In late May, Fox News’s Adam Sabes and Bill Melugin reported that Border Patrol somehow missed that Colombian national Isnardo Garcia-Amado was on the FBI’s terror watch list after they caught him crossing near Yuma, Arizona in April. In the chaos of thousands of immigrants with whom Garcia-Amado poured through, Border Patrol released the suspected terrorist and gave him a GPS monitoring device as an alternative to detention, a common way now for the agency to process the hundreds of thousands of migrants overwhelming detention centers and normal processes.
Garcia-Amado was free inside the United States for two weeks before U.S. Immigration and Customs Enforcement arrested him in Pinellas County, Florida on May 6, Fox News reported.

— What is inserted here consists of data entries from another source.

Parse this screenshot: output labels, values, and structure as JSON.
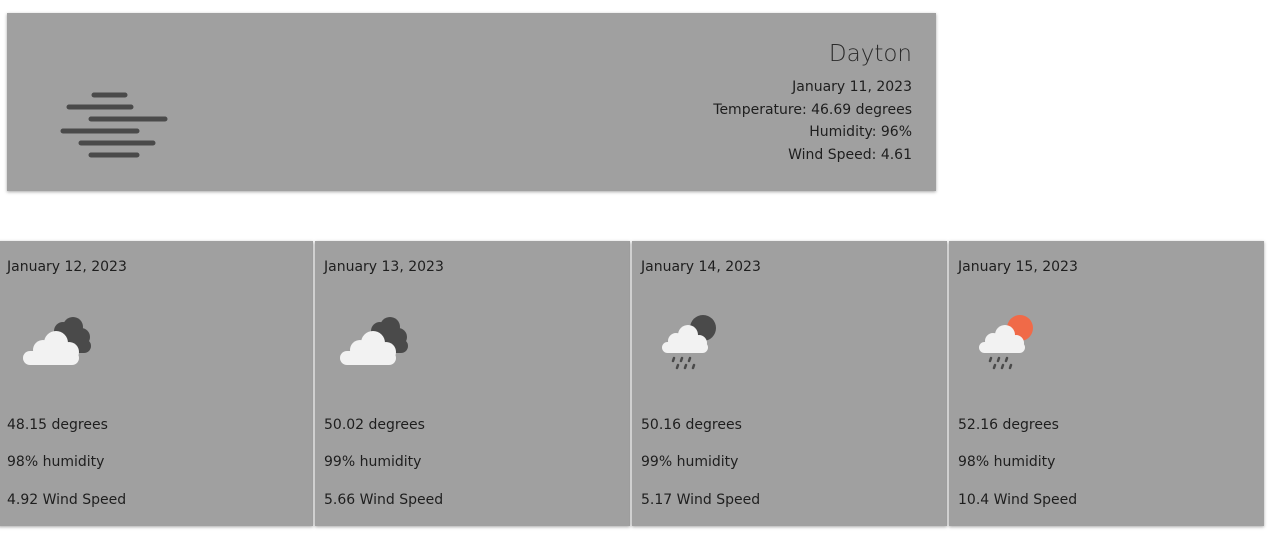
{
  "current": {
    "city": "Dayton",
    "date": "January 11, 2023",
    "temperature": "Temperature: 46.69 degrees",
    "humidity": "Humidity: 96%",
    "wind": "Wind Speed: 4.61",
    "icon": "fog-icon"
  },
  "forecast": [
    {
      "date": "January 12, 2023",
      "temp": "48.15 degrees",
      "humidity": "98% humidity",
      "wind": "4.92 Wind Speed",
      "icon": "broken-clouds-icon"
    },
    {
      "date": "January 13, 2023",
      "temp": "50.02 degrees",
      "humidity": "99% humidity",
      "wind": "5.66 Wind Speed",
      "icon": "broken-clouds-icon"
    },
    {
      "date": "January 14, 2023",
      "temp": "50.16 degrees",
      "humidity": "99% humidity",
      "wind": "5.17 Wind Speed",
      "icon": "night-rain-icon"
    },
    {
      "date": "January 15, 2023",
      "temp": "52.16 degrees",
      "humidity": "98% humidity",
      "wind": "10.4 Wind Speed",
      "icon": "day-rain-icon"
    }
  ],
  "colors": {
    "card": "#a0a0a0",
    "cloud_light": "#f2f2f2",
    "cloud_dark": "#4a4a4a",
    "sun": "#f06a48"
  }
}
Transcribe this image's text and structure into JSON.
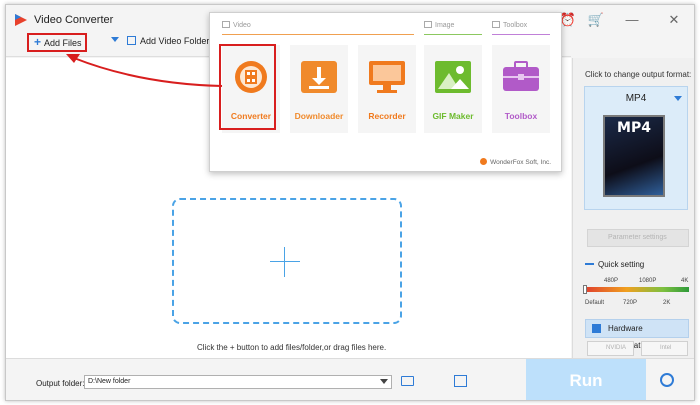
{
  "app": {
    "title": "Video Converter"
  },
  "toolbar": {
    "add_files_label": "Add Files",
    "add_folder_label": "Add Video Folder"
  },
  "main": {
    "hint": "Click the + button to add files/folder,or drag files here."
  },
  "sidebar": {
    "caption": "Click to change output format:",
    "format_name": "MP4",
    "format_tile_text": "MP4",
    "parameter_settings_label": "Parameter settings",
    "quick_setting_label": "Quick setting",
    "scale_top": [
      "480P",
      "1080P",
      "4K"
    ],
    "scale_bottom": [
      "Default",
      "720P",
      "2K"
    ],
    "hw_accel_label": "Hardware acceleration",
    "gpu_options": [
      "NVIDIA",
      "Intel"
    ]
  },
  "bottom": {
    "output_folder_label": "Output folder:",
    "output_folder_value": "D:\\New folder",
    "run_label": "Run"
  },
  "popup": {
    "categories": [
      "Video",
      "Image",
      "Toolbox"
    ],
    "tiles": [
      {
        "label": "Converter",
        "color": "#f07a1e"
      },
      {
        "label": "Downloader",
        "color": "#f08a2c"
      },
      {
        "label": "Recorder",
        "color": "#f07a1e"
      },
      {
        "label": "GIF Maker",
        "color": "#6dbb2e"
      },
      {
        "label": "Toolbox",
        "color": "#b15ac8"
      }
    ],
    "brand": "WonderFox Soft, Inc."
  },
  "colors": {
    "accent": "#2e7bd6",
    "highlight": "#d81e1e",
    "run": "#bde0fb"
  }
}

As I recently reported, a Lebanese Venezuelan migrant who swam the Rio Grande from Matamoros to Brownsville, Texas, in early December 2021 was on the FBI terror watch list. Amid the border chaos that month, the FBI still managed to interview him, according to internal documents I have. The agents found “substantial derogatory intelligence” on the Venezuelan and counted him as a “high risk” and a “flight risk,” recommending that he remain in custody. Normally, such individuals are deported. But instead, ICE headquarters ordered the man released for fear that, due to his weight, he might catch Covid. He remained free last time I checked pursuing an asylum claim in Detroit.
Another fouled-up case happened on the Mexican side, where the FBI is supposed to closely collaborate. According to other documents leaked to me, Mexican immigration officials in April 2021 caught a watch-listed Yemeni named Ahmed Mohammed Ahmed just as he was about to cross into Del Rio, Texas.
Mexico did end up deporting him after the FBI-Mexico station presumably finished. But in July 2021, a moment when the border was swamped on both sides, the Yemeni came back. Rather than deport Ahmed, as I reported, the Mexicans simply let him go to clear out detention centers. A Be On the Lookout went to law enforcement along the U.S. border, which I have. It’s unclear if American law enforcement ever found him.
Now comes the Shihab case. America’s covert border war was working pretty well for all of its years in operation, keeping the nation safe. But all bets are off now. The risk is elevated with an uncontrolled mass migration crisis that was clearly started by Biden administration policies. The best way to reduce the threat is by ending the crisis, but that doesn’t appear to be a Biden administration goal at the moment.
So in the meantime, America’s homeland security apparatus will need to cope, recover its footing immediately and find ways to still operate effectively through the fog of border chaos to reverse this rapidly elevating threat.